The number of inadmissible immigration medical examinations by year of assessment, broken down by primary medical diagnosis, was as follows:

Primary Medical Diagnosis

2013 2014 2015 2016 Total

AIDS: Acquired Immunodeficiency Syndrome with or without Other Conditions

0 0

Alzheimer’s Disease

10 10 5 15 40

Aneurysm

0 0

Aortic Valve Disease 14 5 0

21

Behaviour Disorder 5

8

Bipolar Disorder – Manic-Depressive Psychosis

0 0

Blood, and Blood-Forming Organ, Disease

5 8 5 19

Cardiomyopathy

30 22 5 18 75

Cerebrovascular Disease

31 19 8 13

71

Colon – Malignant Neoplasm 6

15

Congenital Anomaly 18 29 16 38

101

Congestive Heart Failure 5 7

17

Connective Tissue Disorder

13 11 10 13 47

COPD: Chronic Obstructive Pulmonary

Endocrine Gland – Malignant Neoplasm 12 16 11

40

Female Breast – Malignant Neoplasm

12

16 11

40

Genitourinary Organs – Malignant Neoplasm 17 13 37
Haemophilia 0 7
Heart – Congenital Anomaly

7

7 9 26

Heart Failure

15

5 26

Hepatitis – Chronic

23

31 36 18

108

Hepatitis “B” 25 9 79 11

124

HIV Positivity – Asymptomatic 135 156 130 136

557

Hypertension

24 32

Impaired Hearing or Deafness

20

17

19

12

68

Impaired Vision or Blindness

5

6

5

5

21

Inactive TB

0

0

0

Infantile Autism

72

61

39

61

233

Intellectual Disability

151

144

39

113

447

Ischae

Malignant Melanoma – Skin 0

19

Mitral Valve Disease 6 7 17

Multiple Myeloma

0

Multiple Sclerosis

6 10 8 27

Muscular Dystrophy

5 0 9

Neoplasm of Unspecified Nature

7 6 7

21

Nervous System – Malignant Neoplasm

11

Nervous System Disorder 34 29 25 49

137

Nonspecific Abnormal Findings 5 13

25

Nonspecific Abnormal Findings on Radiological

0 0 7

Organ or Tissue Transplant

7 8 21

Osteoarthritis

15 22 10 48

Parkinson’s Disease

17 6 9

34

Peripheral Vascular Disease 0 0

Personality Disorder 0 0

Pulmonary Fibrosis 0 0

5

Pulmonary Tuberculosis – Inactive

0 8

Pulmonary Tuberculosis – Inactive – Previously Active

0

0 0
Pulmonary Tuberculosis – Active 14 9 9 17

49

Rectum – Malignant Neoplasm 5

12

Renal Failure – Chronic

150 120 81 149 500

Renal Function Impairment Disorder

0 0 0 5 5

Schizoaffective Psychosis

5 12
Schizophrenia 14 9 9 8

40

Senile Dementia 78 45 13 22

158

Small Intestine – Malignant Neoplasm 0 0

Stomach – Malignant Neoplasm

5 0 9

Trachea, Lunch – Malignant Neoplasm

41 24 11 79
(See Narrative) 31 7 0 0

38

Unspecified 0 0

Total 1,237 1,060 668 995

3,960

Roughly half of the above for each year were for permanent residence applications.

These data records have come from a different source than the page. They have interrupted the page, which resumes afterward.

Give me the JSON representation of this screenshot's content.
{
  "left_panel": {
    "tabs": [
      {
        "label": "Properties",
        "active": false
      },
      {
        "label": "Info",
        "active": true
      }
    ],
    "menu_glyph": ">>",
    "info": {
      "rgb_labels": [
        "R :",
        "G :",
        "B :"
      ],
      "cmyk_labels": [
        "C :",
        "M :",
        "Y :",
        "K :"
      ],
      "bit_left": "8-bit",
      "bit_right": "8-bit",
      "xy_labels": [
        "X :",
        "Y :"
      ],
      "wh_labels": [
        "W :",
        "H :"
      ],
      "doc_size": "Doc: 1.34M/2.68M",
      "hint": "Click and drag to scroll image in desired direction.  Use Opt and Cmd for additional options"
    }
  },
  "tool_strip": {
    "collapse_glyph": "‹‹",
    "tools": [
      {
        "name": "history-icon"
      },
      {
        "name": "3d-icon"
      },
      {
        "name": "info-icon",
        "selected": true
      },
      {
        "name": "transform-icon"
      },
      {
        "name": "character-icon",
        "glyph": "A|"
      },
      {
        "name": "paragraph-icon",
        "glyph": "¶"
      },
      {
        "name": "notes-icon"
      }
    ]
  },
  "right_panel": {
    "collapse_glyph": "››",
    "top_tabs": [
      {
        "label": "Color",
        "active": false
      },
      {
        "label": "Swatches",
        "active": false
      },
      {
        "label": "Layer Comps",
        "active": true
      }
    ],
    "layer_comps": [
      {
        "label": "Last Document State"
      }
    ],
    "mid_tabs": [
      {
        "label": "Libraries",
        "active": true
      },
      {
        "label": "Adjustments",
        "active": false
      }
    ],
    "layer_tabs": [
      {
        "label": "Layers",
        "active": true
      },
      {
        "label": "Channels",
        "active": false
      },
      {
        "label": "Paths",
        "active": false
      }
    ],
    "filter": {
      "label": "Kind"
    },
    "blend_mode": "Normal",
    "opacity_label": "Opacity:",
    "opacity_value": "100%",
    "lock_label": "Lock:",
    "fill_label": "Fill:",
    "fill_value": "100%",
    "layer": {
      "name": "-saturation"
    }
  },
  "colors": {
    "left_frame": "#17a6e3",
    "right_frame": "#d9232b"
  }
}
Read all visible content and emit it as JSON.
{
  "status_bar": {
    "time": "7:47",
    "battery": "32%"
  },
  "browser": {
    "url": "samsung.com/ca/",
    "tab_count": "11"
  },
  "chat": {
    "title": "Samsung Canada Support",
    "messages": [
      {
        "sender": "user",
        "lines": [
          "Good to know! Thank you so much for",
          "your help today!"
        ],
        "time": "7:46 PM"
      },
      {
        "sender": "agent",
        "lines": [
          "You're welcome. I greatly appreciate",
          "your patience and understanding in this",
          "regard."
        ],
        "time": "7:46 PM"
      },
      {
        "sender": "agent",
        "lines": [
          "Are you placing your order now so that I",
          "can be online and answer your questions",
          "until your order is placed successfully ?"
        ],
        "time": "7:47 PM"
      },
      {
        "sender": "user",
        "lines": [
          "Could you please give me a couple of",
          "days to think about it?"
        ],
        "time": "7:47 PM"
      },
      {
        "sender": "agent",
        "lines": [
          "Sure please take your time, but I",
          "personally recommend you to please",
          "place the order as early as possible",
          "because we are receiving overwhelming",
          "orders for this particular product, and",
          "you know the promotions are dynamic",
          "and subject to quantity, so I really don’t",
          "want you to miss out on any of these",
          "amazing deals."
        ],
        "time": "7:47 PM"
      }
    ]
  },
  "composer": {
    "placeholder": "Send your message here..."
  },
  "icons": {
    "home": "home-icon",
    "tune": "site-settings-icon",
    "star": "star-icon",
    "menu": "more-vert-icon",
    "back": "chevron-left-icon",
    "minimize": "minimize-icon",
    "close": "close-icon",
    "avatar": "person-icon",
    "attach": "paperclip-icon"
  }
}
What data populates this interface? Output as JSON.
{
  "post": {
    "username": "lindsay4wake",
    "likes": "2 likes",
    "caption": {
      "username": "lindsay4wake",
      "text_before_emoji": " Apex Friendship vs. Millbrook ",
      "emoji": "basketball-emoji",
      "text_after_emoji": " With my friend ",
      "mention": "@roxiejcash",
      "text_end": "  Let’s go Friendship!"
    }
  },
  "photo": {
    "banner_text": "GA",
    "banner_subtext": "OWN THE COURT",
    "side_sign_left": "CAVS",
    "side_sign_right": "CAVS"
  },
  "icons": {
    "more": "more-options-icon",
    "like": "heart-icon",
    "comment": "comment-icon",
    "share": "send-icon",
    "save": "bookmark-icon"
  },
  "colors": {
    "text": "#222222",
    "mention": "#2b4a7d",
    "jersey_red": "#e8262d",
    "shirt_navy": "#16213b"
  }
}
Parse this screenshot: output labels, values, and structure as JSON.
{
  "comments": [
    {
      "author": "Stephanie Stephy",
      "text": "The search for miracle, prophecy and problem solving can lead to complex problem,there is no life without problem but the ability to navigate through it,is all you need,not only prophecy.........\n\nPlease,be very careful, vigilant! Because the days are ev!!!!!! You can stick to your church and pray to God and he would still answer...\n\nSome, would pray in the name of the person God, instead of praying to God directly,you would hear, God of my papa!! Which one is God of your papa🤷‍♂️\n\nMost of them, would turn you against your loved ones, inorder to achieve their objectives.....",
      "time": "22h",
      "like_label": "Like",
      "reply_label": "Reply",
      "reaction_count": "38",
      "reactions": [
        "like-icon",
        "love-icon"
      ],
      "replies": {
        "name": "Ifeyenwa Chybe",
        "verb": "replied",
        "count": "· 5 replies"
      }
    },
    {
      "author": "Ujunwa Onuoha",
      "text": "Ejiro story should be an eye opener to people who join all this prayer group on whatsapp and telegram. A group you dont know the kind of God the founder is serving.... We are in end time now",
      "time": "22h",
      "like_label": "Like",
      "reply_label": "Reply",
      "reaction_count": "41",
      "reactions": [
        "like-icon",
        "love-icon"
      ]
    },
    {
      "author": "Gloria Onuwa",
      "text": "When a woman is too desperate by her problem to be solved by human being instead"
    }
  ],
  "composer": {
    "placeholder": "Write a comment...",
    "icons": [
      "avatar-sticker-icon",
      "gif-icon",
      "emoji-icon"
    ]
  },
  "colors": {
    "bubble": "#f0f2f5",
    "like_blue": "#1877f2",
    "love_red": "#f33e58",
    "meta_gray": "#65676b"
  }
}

However, it is important to note that not all medical inadmissibility findings resulted in a negative determination.

From 2013-2016 the number of applications that were approved despite there being a negative medical exam because of an approved Notice of Ability and Intent or an ultimate determination that costs could be minimized was 262, 224, 104 and 116 respectively.  For some of the more common types of medical conditions the data regarding initial finding of inadmissibility vs the final decision of excessive demand showed that applicants were able to overcome most negative determinations.

As well, from 2013 – 2016 the approval rate when applicants requested that humanitarian & compassionate considerations supersede the inadmissibility was exceptionally high, and in fact exceeded 90%.  The data below is separate from the approvals mentioned above.

To conclude, while Canadian immigration legislation continues to prohibit people who impose an excessive demand on immigrating to Canada, people with medical conditions should not necessarily assume that their applications will be rejected.